Aim of the exercise:
Which lines in the data below contain the string "Diretora"? Show each one.
[[ Provided material, beginning ]]
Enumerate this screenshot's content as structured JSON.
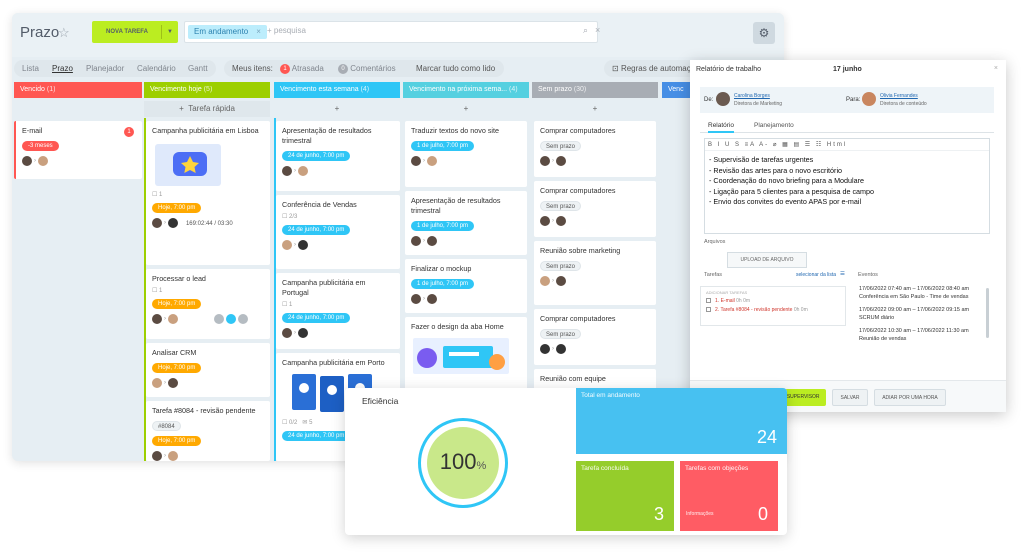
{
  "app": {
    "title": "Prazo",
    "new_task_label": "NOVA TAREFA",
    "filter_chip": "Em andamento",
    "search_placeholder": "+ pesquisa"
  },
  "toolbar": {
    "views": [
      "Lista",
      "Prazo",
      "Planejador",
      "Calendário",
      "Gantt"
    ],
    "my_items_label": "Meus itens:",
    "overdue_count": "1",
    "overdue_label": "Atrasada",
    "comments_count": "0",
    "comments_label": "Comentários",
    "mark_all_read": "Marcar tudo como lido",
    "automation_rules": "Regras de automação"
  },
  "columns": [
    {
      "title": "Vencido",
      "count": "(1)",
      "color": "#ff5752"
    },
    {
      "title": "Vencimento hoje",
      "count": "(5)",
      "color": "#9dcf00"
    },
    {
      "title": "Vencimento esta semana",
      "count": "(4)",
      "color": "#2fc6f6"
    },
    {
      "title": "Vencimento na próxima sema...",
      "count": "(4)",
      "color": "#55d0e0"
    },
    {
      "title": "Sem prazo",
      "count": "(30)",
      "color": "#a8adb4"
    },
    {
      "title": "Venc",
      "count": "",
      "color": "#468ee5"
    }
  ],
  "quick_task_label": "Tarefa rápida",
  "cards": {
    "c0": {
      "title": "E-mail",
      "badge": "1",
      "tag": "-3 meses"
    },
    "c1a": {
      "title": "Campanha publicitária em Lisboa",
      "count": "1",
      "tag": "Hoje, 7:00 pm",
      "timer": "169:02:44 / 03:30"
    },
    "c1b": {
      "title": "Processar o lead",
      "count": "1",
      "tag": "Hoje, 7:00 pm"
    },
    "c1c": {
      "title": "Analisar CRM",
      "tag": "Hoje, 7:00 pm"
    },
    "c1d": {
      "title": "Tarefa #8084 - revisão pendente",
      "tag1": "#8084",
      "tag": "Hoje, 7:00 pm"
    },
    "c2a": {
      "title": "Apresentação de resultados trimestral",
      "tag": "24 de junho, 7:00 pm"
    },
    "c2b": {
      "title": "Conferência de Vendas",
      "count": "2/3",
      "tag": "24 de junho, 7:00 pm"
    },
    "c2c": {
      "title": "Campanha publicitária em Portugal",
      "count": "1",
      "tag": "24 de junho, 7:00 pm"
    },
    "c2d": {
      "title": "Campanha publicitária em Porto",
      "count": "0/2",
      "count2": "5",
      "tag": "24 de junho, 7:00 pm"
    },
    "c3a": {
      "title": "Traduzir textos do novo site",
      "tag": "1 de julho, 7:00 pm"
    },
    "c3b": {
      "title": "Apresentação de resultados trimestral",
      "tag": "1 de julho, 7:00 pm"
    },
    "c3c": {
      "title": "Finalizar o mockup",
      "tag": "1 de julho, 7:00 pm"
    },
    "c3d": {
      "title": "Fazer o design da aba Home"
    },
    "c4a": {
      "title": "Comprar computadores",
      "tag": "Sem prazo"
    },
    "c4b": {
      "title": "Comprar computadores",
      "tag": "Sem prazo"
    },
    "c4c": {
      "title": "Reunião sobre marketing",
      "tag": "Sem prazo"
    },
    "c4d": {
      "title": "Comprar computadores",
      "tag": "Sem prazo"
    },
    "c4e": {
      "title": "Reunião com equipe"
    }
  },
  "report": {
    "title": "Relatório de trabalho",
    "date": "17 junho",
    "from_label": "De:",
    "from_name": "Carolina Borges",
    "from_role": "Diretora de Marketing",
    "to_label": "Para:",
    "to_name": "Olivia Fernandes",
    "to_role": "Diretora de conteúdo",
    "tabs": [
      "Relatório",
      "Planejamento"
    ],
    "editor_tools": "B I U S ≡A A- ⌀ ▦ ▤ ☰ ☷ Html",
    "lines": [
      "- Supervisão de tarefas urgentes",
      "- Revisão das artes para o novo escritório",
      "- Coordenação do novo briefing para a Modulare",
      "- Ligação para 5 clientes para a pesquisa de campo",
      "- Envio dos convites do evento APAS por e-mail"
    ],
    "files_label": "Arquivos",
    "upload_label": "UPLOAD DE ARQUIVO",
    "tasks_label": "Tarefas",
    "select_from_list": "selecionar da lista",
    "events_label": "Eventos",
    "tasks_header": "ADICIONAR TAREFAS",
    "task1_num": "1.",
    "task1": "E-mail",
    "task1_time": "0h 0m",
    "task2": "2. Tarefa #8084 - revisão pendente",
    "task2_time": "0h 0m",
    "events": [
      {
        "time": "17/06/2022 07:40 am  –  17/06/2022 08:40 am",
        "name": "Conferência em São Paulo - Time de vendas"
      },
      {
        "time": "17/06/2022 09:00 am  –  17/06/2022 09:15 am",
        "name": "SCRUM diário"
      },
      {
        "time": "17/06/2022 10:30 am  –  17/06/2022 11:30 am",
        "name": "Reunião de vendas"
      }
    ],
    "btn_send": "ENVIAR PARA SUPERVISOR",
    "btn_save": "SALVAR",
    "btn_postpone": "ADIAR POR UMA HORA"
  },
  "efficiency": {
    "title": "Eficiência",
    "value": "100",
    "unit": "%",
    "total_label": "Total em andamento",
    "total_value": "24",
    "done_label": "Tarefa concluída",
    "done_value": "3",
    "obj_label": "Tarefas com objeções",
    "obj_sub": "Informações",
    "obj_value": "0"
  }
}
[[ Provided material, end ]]
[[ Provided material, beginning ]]
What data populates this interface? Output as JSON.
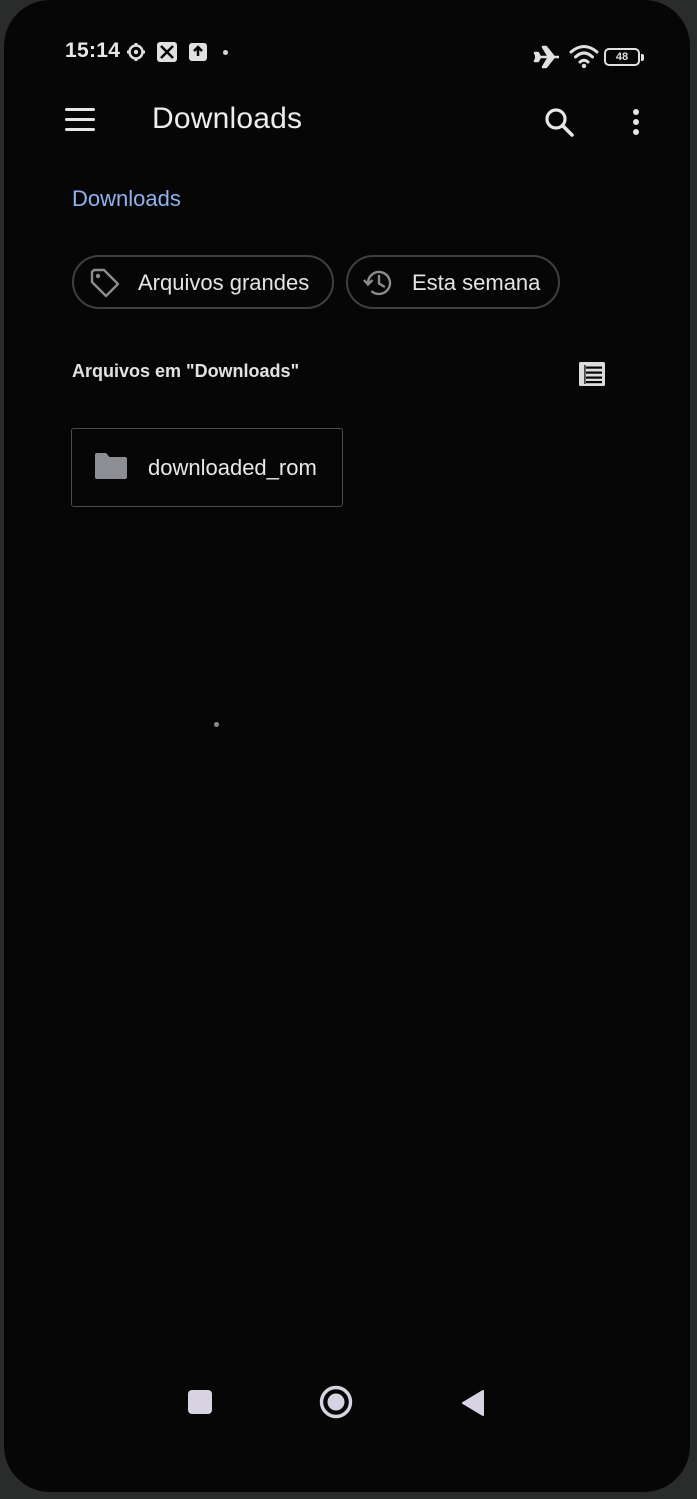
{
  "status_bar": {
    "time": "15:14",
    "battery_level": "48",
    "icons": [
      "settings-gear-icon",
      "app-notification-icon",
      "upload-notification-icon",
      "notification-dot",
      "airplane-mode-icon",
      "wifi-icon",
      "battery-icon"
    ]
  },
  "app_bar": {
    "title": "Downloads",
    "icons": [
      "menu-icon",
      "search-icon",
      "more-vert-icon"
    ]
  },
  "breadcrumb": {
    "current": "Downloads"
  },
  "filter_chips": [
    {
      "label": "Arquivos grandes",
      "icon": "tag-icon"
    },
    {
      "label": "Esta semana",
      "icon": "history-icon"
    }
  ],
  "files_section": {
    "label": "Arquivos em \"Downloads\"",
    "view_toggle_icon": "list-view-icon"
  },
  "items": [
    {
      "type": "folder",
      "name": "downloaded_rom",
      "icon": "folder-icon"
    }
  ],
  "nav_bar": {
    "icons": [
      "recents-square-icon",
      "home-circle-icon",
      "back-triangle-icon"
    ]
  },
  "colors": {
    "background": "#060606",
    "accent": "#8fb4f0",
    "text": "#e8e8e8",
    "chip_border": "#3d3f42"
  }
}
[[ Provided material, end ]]
Task answer:
    "from_role": "Diretora de Marketing",
    "to_role": "Diretora de conteúdo",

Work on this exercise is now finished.